An op-ed in the New York Times looks at the challenges, which are considerable, of running a small, family-owned farm and calls for farmers to organize and take charge of their future instead of relying on the whims of “foodies.”
The food movement — led by celebrity chefs, advocacy journalists, students and NGOs — is missing, ironically, the perspective of the people doing the actual work of growing food. Their platform has been largely based on how to provide good, healthy food, while it has ignored the core economic inequities and contradictions embedded in our food system…..It’s not the food movement’s fault that we’ve been left behind. It has turned food into one of the defining issues of our generation. But now it’s time for farmers to shape our own agenda.
Missouri voters narrowly supported a “right to farm” constitutional amendment last week, passing the measure by about 2,500 votes out of the 995,000 that were cast – a margin of about 0.2%.
A rural vote in favor of the amendment led to its passage, the St. Louis Post Dispatch reported.
“The measure was strongly supported in rural counties, many of which approved it by a three-to-one margin,” the paper reported. “Majorities in all of the state’s larger counties opposed the amendment, with the City of St. Louis leading the way with a 73.5 percent ‘no’ vote, according to unofficial returns.”
Because the vote was so close, a recount is guaranteed if one side requests it. Any recount will require waiting about three weeks for the vote to be certified.
Proponents of the measure said the amendment will protect farmers from infringement by groups supporting animal rights and opposed to genetically modified crops.
Opponents of the amendment said that the measure will encourage foreign ownership of Missouri farms and that farmers’ rights were already guaranteed under existing legislation.
Both sides said outside interests were a factor in the vote.

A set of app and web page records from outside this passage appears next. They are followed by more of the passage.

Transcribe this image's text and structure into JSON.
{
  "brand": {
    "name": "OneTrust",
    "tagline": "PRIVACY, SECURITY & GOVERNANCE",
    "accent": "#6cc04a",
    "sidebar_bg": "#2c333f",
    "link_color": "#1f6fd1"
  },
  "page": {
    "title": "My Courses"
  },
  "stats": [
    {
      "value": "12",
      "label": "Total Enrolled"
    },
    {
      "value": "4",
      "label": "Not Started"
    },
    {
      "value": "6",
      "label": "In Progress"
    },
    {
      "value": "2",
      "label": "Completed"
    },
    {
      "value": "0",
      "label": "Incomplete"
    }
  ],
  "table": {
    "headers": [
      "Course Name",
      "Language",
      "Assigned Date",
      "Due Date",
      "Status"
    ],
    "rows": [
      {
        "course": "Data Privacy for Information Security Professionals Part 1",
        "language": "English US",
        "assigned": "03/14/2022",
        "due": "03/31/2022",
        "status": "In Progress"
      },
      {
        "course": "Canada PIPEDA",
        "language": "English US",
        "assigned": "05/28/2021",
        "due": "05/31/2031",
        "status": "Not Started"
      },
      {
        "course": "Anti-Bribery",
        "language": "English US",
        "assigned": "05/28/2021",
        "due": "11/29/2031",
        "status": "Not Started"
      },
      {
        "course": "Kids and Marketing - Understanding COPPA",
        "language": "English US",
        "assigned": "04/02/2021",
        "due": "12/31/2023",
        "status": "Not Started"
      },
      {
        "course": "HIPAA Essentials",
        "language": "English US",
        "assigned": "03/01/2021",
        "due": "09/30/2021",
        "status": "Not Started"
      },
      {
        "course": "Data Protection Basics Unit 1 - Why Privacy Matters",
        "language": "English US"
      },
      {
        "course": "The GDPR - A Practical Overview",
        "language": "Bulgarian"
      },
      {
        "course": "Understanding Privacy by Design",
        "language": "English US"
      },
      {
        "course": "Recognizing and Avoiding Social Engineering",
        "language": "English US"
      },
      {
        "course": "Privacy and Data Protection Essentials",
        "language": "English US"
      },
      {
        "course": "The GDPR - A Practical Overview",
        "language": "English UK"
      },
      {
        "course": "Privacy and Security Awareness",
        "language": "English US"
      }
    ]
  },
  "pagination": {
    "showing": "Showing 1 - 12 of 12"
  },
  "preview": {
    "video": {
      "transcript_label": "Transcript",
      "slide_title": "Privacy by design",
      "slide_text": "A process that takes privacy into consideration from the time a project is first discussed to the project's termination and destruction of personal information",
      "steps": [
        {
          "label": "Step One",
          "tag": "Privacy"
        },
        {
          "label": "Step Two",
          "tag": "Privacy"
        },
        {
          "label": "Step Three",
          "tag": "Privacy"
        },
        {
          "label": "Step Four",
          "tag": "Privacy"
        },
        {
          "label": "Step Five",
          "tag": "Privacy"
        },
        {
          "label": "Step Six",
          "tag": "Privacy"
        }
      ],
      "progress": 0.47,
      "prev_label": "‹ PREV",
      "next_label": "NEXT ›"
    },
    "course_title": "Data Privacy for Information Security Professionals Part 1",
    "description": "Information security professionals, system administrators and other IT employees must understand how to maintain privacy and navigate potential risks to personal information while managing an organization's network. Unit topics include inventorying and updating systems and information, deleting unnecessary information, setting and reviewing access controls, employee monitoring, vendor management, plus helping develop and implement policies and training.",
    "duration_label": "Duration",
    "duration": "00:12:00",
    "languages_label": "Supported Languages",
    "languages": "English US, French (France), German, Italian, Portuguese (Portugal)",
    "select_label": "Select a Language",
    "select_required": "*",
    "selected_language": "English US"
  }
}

The St. Louis Post-Dispatch says pro-amendment forces spent more than $1 million on their campaign, including a last-minute ad-buy of $230,000. The paper did not report spending by opponents of the amendment.
The Los Angeles Times reports on a fracking study that raises concerns over how the practice could affect drinking water.
Energy companies are fracking for oil and gas at far shallower depths than widely believed, sometimes through underground sources of drinking water, according to research released Tuesday by Stanford University scientists.
The study hasn’t found actual contamination, but the shallow depths at which some companies are fracking is troublesome, the study says.
Proposed mergers in the cable and satellite-TV business have viewers of the cable channel RFD-TV worried.
“About half of the thousands of letters the FCC has received about Comcast’s proposed takeover of Time Warner Cable and AT&T’s planned acquisition of DirecTV have come from viewers who want their RFD-TV,” reports FierceCable.Com.
The viewers are worried that a merger between bigger companies will squeeze out a channel that focuses on things they want to watch, like Classic Tractor Feverand All-American Cowgirl Chicks. It’s not the sort of programming that draws big audiences in urban and suburban markets, and that’s the concern: those markets are where big companies like Comcast and AT&T put their major focus.
“Quite frankly there are no other TV stations out there that carry the programming that RFD carries,” Carl Saveley, an attorney from Sparks, Nev., said in a Wall Street Journal story. “If the big city boys decide to drop them, as some have already done, that programming is gone.”
High school students in Indiana are being asked to share their ideas about how to improve the quality of life in their rural communities and small towns through the “My Community, My Vision” program.
The program invites students to submit essays outlining plans for encouraging positive changes in their home communities, based on the students’ own research and consultation with local leaders.
Five applicants will be selected to develop more detailed plans with assistance of graduate students from the Ball State University School of Urban Planning and the Indiana Housing and Community Development Authority. The five finalists will each receive a $500 award for their sponsoring organization, according to a press release. The lieutenant governor’s office is sponsoring the essay contest.